▶ **EXERCISE**
Count up the lines below in which the string "November" appears. The reply should be that number alone.

Element data from apps and pages:
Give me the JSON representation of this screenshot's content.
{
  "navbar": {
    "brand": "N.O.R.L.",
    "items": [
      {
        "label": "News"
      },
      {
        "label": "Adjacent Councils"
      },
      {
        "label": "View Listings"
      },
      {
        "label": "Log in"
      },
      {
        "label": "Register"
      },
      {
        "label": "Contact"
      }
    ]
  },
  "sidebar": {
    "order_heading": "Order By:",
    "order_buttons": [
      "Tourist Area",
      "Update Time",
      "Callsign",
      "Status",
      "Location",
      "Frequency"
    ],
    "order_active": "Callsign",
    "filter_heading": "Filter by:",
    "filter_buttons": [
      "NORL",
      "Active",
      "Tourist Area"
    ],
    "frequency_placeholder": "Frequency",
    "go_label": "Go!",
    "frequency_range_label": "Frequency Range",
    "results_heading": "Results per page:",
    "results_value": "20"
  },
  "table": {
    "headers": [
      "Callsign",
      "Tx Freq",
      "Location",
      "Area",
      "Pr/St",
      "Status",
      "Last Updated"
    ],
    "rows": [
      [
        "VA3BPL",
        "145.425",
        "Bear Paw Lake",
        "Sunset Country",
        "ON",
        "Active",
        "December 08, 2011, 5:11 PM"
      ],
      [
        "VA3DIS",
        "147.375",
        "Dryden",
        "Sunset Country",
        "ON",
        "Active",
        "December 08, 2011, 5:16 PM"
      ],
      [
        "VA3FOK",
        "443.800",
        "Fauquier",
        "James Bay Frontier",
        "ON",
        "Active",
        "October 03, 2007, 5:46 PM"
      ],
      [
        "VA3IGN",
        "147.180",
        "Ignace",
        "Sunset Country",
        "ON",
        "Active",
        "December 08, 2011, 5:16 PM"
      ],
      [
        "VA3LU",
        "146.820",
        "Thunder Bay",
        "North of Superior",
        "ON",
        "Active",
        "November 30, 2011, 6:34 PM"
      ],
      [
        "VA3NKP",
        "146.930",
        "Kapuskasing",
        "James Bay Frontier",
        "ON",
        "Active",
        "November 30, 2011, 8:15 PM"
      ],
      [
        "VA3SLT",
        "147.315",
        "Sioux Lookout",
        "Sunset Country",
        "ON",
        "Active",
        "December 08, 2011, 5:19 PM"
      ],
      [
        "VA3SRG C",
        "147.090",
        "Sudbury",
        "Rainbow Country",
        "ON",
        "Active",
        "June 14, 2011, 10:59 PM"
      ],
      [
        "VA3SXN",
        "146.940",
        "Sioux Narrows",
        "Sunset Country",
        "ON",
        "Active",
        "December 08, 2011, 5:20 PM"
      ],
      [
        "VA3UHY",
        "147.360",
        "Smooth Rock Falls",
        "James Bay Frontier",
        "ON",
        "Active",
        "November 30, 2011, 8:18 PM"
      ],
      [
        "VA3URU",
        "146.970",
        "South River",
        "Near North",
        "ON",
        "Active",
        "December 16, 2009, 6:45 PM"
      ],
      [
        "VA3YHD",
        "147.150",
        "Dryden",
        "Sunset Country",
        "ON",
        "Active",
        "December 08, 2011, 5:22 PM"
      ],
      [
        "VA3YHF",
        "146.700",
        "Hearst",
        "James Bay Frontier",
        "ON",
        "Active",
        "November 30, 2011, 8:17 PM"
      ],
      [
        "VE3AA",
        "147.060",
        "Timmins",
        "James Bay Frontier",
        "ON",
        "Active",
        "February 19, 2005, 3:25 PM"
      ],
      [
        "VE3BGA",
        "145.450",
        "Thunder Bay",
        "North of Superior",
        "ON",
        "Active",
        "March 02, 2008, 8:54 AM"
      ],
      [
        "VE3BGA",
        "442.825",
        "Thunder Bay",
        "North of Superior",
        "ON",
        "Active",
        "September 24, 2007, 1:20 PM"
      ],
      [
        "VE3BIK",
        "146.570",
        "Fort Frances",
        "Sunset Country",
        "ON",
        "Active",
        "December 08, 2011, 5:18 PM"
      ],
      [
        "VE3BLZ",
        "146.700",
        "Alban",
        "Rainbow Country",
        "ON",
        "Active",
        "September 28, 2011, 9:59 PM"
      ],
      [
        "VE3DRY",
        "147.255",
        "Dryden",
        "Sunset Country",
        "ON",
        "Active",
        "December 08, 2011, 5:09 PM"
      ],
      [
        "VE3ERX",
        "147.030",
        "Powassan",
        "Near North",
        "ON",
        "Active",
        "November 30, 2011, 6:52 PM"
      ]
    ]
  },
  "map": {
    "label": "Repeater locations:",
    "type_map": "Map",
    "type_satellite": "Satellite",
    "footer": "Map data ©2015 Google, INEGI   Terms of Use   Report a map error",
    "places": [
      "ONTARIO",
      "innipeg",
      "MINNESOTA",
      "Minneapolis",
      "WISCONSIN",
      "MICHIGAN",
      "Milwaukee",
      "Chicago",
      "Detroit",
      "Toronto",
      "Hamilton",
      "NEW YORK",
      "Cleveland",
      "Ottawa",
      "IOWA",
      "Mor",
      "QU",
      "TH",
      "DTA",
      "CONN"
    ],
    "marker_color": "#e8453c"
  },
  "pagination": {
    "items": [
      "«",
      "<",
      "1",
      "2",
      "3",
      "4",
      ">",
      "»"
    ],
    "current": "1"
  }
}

▶ **REPLY TO THE EXERCISE**
5